The International Federation of Chemical, Energy, Mine and General Workers' Unions (ICEM) has reported that Milton Dabibi, general secretary of the ICEM-affiliated Nigerian oil and gas workers' union PENGASSAN, has been arrested in Lagos and is being held incommunicado by the State Security Services. Amnesty International has also reported that three more human rights activists have been detained. Dabibi was detained on January 25. The news first appeared in a Nigerian newspaper on February 14, and his arrest has been confirmed by the ICEM. No charges have been brought, nor have the authorities acknowledged that he is in custody. Dabibi joins the general secretary of Nigeria's other major oil and gas workers' union, NUPENG, Frank Kokori, in detention. Kokori was detained by the military regime in September 1994, following the oil workers' strike in the summer of that year. Kokori is in Bama prison, in northern Nigeria, where he is said to be "wasting away". Nigeria's oil and gas unions have been subjected to severe repression by the military regime ever since the 1994 oil strike. In letters to Nigerian chief of general staff Oladipo Diya and federal minister of labour and productivity Alhaji Uba Ahmed, ICEM has demanded the immediate and unconditional release of Dabibi and Kokori.
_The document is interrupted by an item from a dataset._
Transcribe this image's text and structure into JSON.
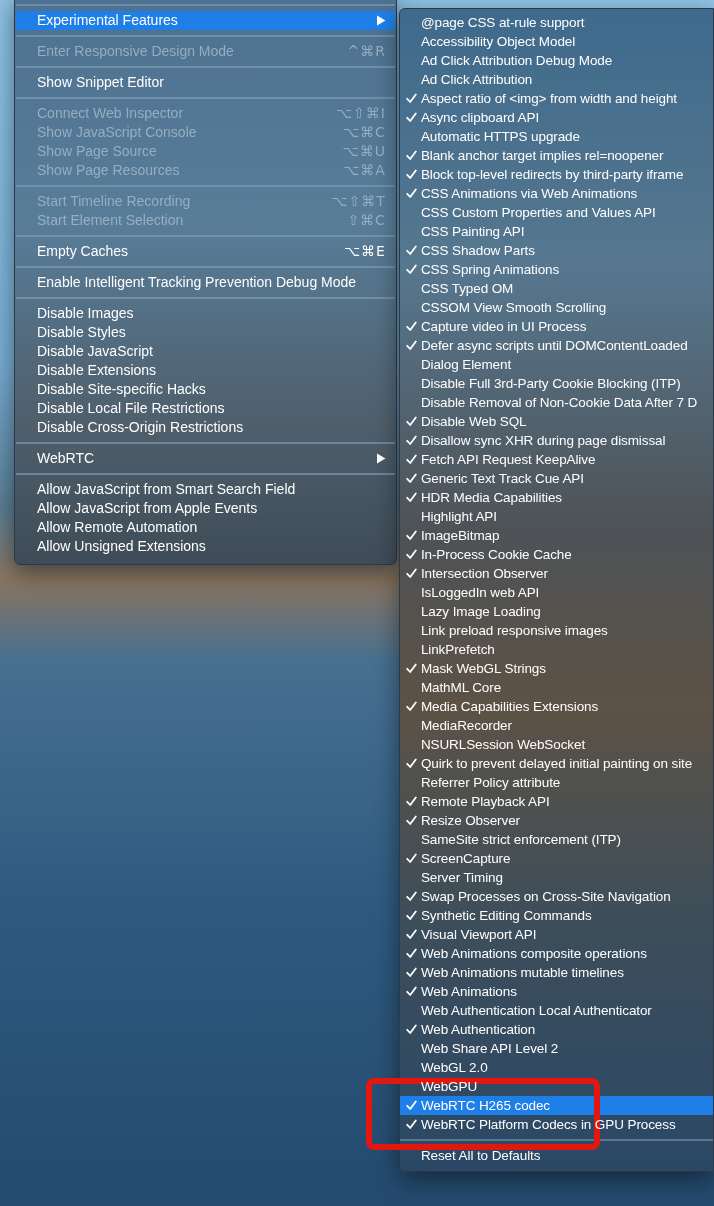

ICEM also called for an end to government intervention in the running of trade unions, the unfreezing of the unions' bank accounts, the lifting of the ban on the deduction of union dues and the reinstatement of oil workers dismissed for participation in the 1994 dispute. ICEM warned it reserved the right to take all necessary measures, including an oil boycott, in order to ensure the restoration of full trade union rights in Nigeria. Amnesty International has also reported the arrest on February 14 of human rights activists Chief Gani Fawehinmi, lawyer and president of the opposition National Conscience Party (NCP), Femi Falana, president of the National Association of Democratic Lawyers, and Femi Aborisade, a leading member of the NCP. All three, all former prisoners of conscience, are being held incommunicado and without charge. Gani Fawehinmi challenged before Federal High Court the constitutionality of the Civil Disturbances Special Tribunal which sentenced Ken Saro-Wiwa and eight other Ogoni prisoners to death in October. The tribunal is due to try 19 further Ogoni on the same murder charges. The NCP has been campaigning for the release of its leaders and in protest at local government elections to be held on a non-party basis on March 25. On February 13, the government promulgated a military decree making it a criminal offence to "undermine, prevent, forestall or prejudice" the government's much-criticised three-year transition to civilian rule. The decree empowers the head of state, General Sani Abacha, to set up a special tribunal outside the normal judicial system to try offenders. The 19 Ogonis smuggled a letter from their jail cell in early February appealing to the Commonwealth for help. They are being held in harsh conditions in Port Harcourt prison, housed in severely overcrowded cells which hold dozens of inmates. There are no beds and they must sleep on the floor. Family visits are allowed only once a month, and the prisoners must pay for their food. The Ogonis report they are malnourished and sick. Supporters of the military regime have issued threats against Nigerian novelist Wole Soyinka in posters plastered throughout Lagos. Soyinka is a leader of the National Liberation Council of Nigeria.
* Union, opposition leaders arrested in Nigeria